Not surprisingly, research insights show the pandemic has resulted in a global drop in confidence in government and other institutions. In the US, UK, France and Japan the figure exceeds 20%. But what’s easily overlooked is the vacuum this has created. Human systems don’t function well without formal authority, and especially crave the moral authority that truly matters and ultimately gets the best results. The pandemic has revealed and accelerated a slow-burning dissatisfaction with the traditional arbiters of what’s right and wrong. This seismic disruption in the status quo presents opportunities for organizations that can co-evolve quickly within a complex, dynamic environment.
“With a drop in confidence comes an opportunity for companies to fill the resulting void,” Yuan observes. And increasingly, this means tethering a company to causes. While this may seem incredibly risky or even taboo—and it would have been unheard of a few years ago—“Not taking a stand on social issues is akin to taking a stand that you’re not in favor of it,” Yuan warns. In fact, Ipsos found that 54% of consumers expect brands to take a stand on equality issues, and 60% said they are less inclined to buy products and services from a company they have philosophical differences with.
The upshot? “People are looking to companies to step up in areas like sustainability, racial justice, and employee equity,” Yuan says. Yet, it’s a slippery slope that requires a deep understanding of data…and customers. “People want companies to represent their values. You have to understand your customers like never before.”
Toss the Playbook
Whether attitudes ultimately snap back to pre-pandemic values isn’t clear. What is clear is that in an increasingly dynamic world, sentiment, behavior and values will continue to shift more rapidly and unexpectedly than in the past.
“Businesses must focus on shorter-term, scenario-based planning that allows for much more agility, flexibility and responsiveness,” Yuan says. More bluntly: Evolve or die. It’s increasingly essential to unhook from prevailing wisdom and ways of doing things under the assumption that what worked yesterday will work tomorrow.
It’s equally important to truly understand what data is actually saying before taking action. For example: Ipsos found that 34% of the public made changes during the pandemic that led to complete comfort with online interactions, and 40% said that safety is now more important than prior to COVID-19. Yet there’s a blindingly obvious corollary to this finding that might be overlooked by an organization reacting too quickly to this data: What about the 66% of people whose attitudes toward online shopping haven’t changed? Or the 60% whose attitudes about safety weren’t affected by the pandemic? A crosscurrent of conflicting ideas and beliefs is the perfect recipe for high levels of behavioral volatility and whiplash-like change.

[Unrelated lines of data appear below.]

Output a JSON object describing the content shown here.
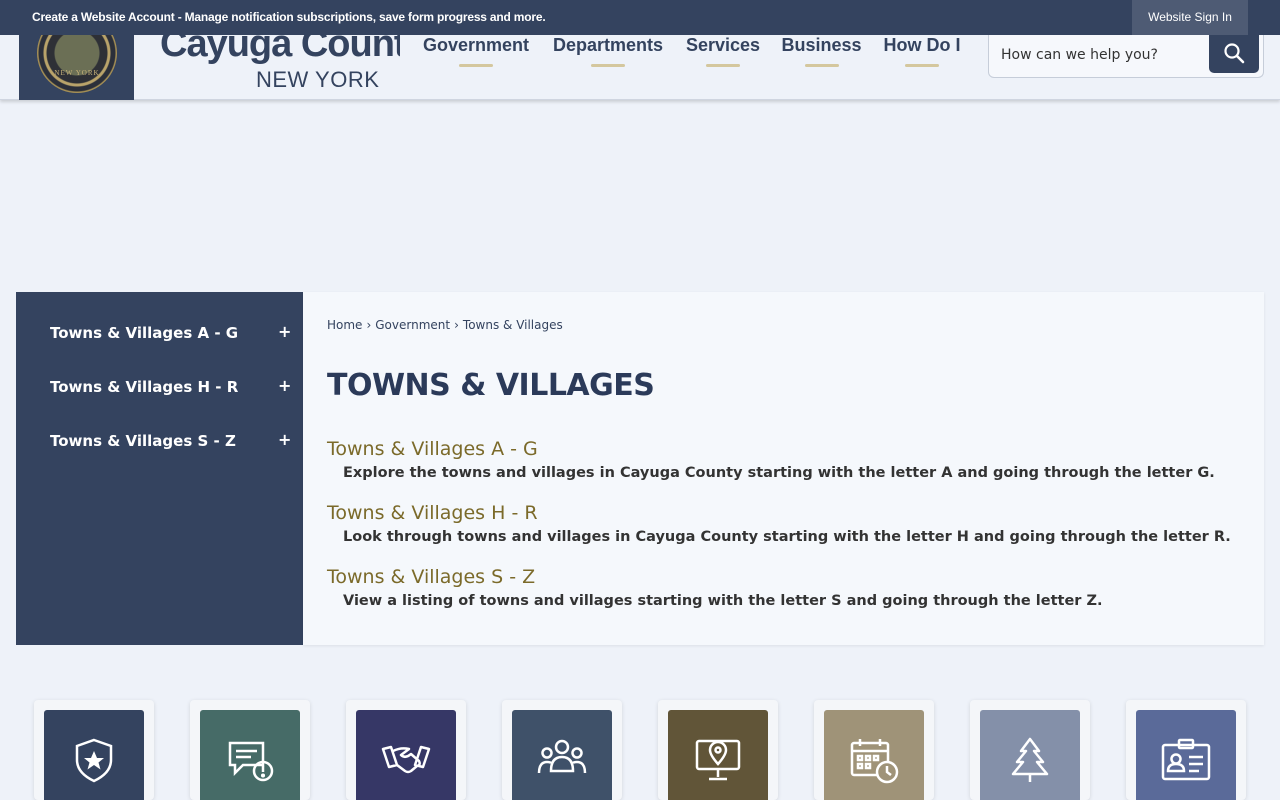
{
  "topbar": {
    "message": "Create a Website Account - Manage notification subscriptions, save form progress and more.",
    "signin_label": "Website Sign In"
  },
  "header": {
    "brand_name": "Cayuga County",
    "brand_state": "NEW YORK",
    "seal_icon": "county-seal-icon",
    "seal_text": "NEW YORK",
    "nav": [
      {
        "label": "Government"
      },
      {
        "label": "Departments"
      },
      {
        "label": "Services"
      },
      {
        "label": "Business"
      },
      {
        "label": "How Do I"
      }
    ],
    "search": {
      "placeholder": "How can we help you?",
      "button_icon": "search-icon"
    }
  },
  "sidenav": {
    "items": [
      {
        "label": "Towns & Villages A - G",
        "expand": "+"
      },
      {
        "label": "Towns & Villages H - R",
        "expand": "+"
      },
      {
        "label": "Towns & Villages S - Z",
        "expand": "+"
      }
    ]
  },
  "main": {
    "breadcrumb": [
      {
        "label": "Home"
      },
      {
        "label": "Government"
      },
      {
        "label": "Towns & Villages"
      }
    ],
    "breadcrumb_separator": "›",
    "title": "TOWNS & VILLAGES",
    "entries": [
      {
        "title": "Towns & Villages A - G",
        "description": "Explore the towns and villages in Cayuga County starting with the letter A and going through the letter G."
      },
      {
        "title": "Towns & Villages H - R",
        "description": "Look through towns and villages in Cayuga County starting with the letter H and going through the letter R."
      },
      {
        "title": "Towns & Villages S - Z",
        "description": "View a listing of towns and villages starting with the letter S and going through the letter Z."
      }
    ]
  },
  "quick_links": [
    {
      "icon": "shield-star-icon",
      "color": "#34435f"
    },
    {
      "icon": "chat-alert-icon",
      "color": "#466b67"
    },
    {
      "icon": "handshake-icon",
      "color": "#363766"
    },
    {
      "icon": "people-group-icon",
      "color": "#3f5169"
    },
    {
      "icon": "monitor-location-icon",
      "color": "#615538"
    },
    {
      "icon": "calendar-clock-icon",
      "color": "#9f9378"
    },
    {
      "icon": "pine-tree-icon",
      "color": "#8490a9"
    },
    {
      "icon": "id-card-icon",
      "color": "#5a6a99"
    }
  ],
  "colors": {
    "primary": "#34435f",
    "accent_gold": "#7b6a2a",
    "nav_underline": "#d4c79e",
    "page_background": "#eef2f9"
  }
}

Ultimately, the power of data is more than numbers and percentages: It’s about what they reveal when put under the microscope. The true advantage lies in teasing apart strands of statistics and exposing the hidden gems of research insights. This will inform those actions that bring new imperatives to life from and create competitive advantage from emerging opportunities.